_Aim of the task_
With nothing added or dropped, output every record below exactly.

_Data extract_
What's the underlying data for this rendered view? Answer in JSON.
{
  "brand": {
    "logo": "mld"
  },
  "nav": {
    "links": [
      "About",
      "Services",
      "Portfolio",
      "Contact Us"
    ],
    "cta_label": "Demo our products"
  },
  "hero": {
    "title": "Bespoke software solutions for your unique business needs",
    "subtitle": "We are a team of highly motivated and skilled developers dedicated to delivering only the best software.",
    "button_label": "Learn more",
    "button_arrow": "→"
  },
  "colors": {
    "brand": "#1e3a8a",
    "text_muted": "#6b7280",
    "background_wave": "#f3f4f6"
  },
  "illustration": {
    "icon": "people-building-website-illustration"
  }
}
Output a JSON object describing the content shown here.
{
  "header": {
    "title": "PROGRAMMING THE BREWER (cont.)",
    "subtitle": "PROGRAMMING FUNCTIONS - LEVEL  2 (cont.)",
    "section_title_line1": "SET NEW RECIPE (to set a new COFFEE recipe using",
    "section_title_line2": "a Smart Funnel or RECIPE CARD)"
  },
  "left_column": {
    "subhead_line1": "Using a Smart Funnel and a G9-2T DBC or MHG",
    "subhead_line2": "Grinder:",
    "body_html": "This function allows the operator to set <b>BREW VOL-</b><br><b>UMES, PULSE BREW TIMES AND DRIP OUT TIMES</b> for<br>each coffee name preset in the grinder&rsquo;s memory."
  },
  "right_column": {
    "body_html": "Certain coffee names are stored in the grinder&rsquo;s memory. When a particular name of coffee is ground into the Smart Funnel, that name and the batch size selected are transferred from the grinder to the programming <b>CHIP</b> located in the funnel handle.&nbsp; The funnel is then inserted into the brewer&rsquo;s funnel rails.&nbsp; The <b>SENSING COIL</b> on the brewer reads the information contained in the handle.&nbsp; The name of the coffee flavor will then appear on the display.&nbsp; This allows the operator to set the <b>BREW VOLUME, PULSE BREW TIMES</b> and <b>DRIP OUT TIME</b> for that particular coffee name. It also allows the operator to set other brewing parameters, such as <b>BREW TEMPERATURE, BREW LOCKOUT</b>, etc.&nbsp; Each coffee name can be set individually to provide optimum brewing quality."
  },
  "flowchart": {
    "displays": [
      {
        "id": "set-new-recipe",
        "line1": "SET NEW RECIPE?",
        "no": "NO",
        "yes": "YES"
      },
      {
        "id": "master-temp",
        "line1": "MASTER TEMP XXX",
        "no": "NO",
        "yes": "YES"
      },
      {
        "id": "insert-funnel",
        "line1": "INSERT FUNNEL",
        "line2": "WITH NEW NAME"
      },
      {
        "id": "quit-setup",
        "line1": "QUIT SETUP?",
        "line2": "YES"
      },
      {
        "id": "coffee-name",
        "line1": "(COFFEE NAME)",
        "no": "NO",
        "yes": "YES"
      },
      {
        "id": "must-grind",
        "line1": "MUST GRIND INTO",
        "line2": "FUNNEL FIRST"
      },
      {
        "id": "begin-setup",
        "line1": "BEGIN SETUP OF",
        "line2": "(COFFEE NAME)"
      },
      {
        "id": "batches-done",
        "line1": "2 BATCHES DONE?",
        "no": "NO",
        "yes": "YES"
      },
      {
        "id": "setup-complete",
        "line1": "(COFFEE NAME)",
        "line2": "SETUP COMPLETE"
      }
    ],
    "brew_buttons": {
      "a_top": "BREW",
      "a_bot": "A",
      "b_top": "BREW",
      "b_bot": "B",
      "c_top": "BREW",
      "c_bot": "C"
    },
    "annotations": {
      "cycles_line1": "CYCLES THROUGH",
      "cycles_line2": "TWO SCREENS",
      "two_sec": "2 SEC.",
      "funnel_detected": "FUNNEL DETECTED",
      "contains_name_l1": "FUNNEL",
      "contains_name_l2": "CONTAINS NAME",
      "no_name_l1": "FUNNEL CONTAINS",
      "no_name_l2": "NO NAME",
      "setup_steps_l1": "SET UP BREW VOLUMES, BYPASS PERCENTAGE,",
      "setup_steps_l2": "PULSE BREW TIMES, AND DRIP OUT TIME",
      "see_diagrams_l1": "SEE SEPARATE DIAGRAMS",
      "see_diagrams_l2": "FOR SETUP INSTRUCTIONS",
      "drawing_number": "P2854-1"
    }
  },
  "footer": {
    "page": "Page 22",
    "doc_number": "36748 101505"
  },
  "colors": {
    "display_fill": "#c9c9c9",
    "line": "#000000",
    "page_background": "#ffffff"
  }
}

_Answer box_
What's the underlying data for this rendered view? Answer in JSON.
{
  "brand": {
    "logo": "mld"
  },
  "nav": {
    "links": [
      "About",
      "Services",
      "Portfolio",
      "Contact Us"
    ],
    "cta_label": "Demo our products"
  },
  "hero": {
    "title": "Bespoke software solutions for your unique business needs",
    "subtitle": "We are a team of highly motivated and skilled developers dedicated to delivering only the best software.",
    "button_label": "Learn more",
    "button_arrow": "→"
  },
  "colors": {
    "brand": "#1e3a8a",
    "text_muted": "#6b7280",
    "background_wave": "#f3f4f6"
  },
  "illustration": {
    "icon": "people-building-website-illustration"
  }
}
Output a JSON object describing the content shown here.
{
  "header": {
    "title": "PROGRAMMING THE BREWER (cont.)",
    "subtitle": "PROGRAMMING FUNCTIONS - LEVEL  2 (cont.)",
    "section_title_line1": "SET NEW RECIPE (to set a new COFFEE recipe using",
    "section_title_line2": "a Smart Funnel or RECIPE CARD)"
  },
  "left_column": {
    "subhead_line1": "Using a Smart Funnel and a G9-2T DBC or MHG",
    "subhead_line2": "Grinder:",
    "body_html": "This function allows the operator to set <b>BREW VOL-</b><br><b>UMES, PULSE BREW TIMES AND DRIP OUT TIMES</b> for<br>each coffee name preset in the grinder&rsquo;s memory."
  },
  "right_column": {
    "body_html": "Certain coffee names are stored in the grinder&rsquo;s memory. When a particular name of coffee is ground into the Smart Funnel, that name and the batch size selected are transferred from the grinder to the programming <b>CHIP</b> located in the funnel handle.&nbsp; The funnel is then inserted into the brewer&rsquo;s funnel rails.&nbsp; The <b>SENSING COIL</b> on the brewer reads the information contained in the handle.&nbsp; The name of the coffee flavor will then appear on the display.&nbsp; This allows the operator to set the <b>BREW VOLUME, PULSE BREW TIMES</b> and <b>DRIP OUT TIME</b> for that particular coffee name. It also allows the operator to set other brewing parameters, such as <b>BREW TEMPERATURE, BREW LOCKOUT</b>, etc.&nbsp; Each coffee name can be set individually to provide optimum brewing quality."
  },
  "flowchart": {
    "displays": [
      {
        "id": "set-new-recipe",
        "line1": "SET NEW RECIPE?",
        "no": "NO",
        "yes": "YES"
      },
      {
        "id": "master-temp",
        "line1": "MASTER TEMP XXX",
        "no": "NO",
        "yes": "YES"
      },
      {
        "id": "insert-funnel",
        "line1": "INSERT FUNNEL",
        "line2": "WITH NEW NAME"
      },
      {
        "id": "quit-setup",
        "line1": "QUIT SETUP?",
        "line2": "YES"
      },
      {
        "id": "coffee-name",
        "line1": "(COFFEE NAME)",
        "no": "NO",
        "yes": "YES"
      },
      {
        "id": "must-grind",
        "line1": "MUST GRIND INTO",
        "line2": "FUNNEL FIRST"
      },
      {
        "id": "begin-setup",
        "line1": "BEGIN SETUP OF",
        "line2": "(COFFEE NAME)"
      },
      {
        "id": "batches-done",
        "line1": "2 BATCHES DONE?",
        "no": "NO",
        "yes": "YES"
      },
      {
        "id": "setup-complete",
        "line1": "(COFFEE NAME)",
        "line2": "SETUP COMPLETE"
      }
    ],
    "brew_buttons": {
      "a_top": "BREW",
      "a_bot": "A",
      "b_top": "BREW",
      "b_bot": "B",
      "c_top": "BREW",
      "c_bot": "C"
    },
    "annotations": {
      "cycles_line1": "CYCLES THROUGH",
      "cycles_line2": "TWO SCREENS",
      "two_sec": "2 SEC.",
      "funnel_detected": "FUNNEL DETECTED",
      "contains_name_l1": "FUNNEL",
      "contains_name_l2": "CONTAINS NAME",
      "no_name_l1": "FUNNEL CONTAINS",
      "no_name_l2": "NO NAME",
      "setup_steps_l1": "SET UP BREW VOLUMES, BYPASS PERCENTAGE,",
      "setup_steps_l2": "PULSE BREW TIMES, AND DRIP OUT TIME",
      "see_diagrams_l1": "SEE SEPARATE DIAGRAMS",
      "see_diagrams_l2": "FOR SETUP INSTRUCTIONS",
      "drawing_number": "P2854-1"
    }
  },
  "footer": {
    "page": "Page 22",
    "doc_number": "36748 101505"
  },
  "colors": {
    "display_fill": "#c9c9c9",
    "line": "#000000",
    "page_background": "#ffffff"
  }
}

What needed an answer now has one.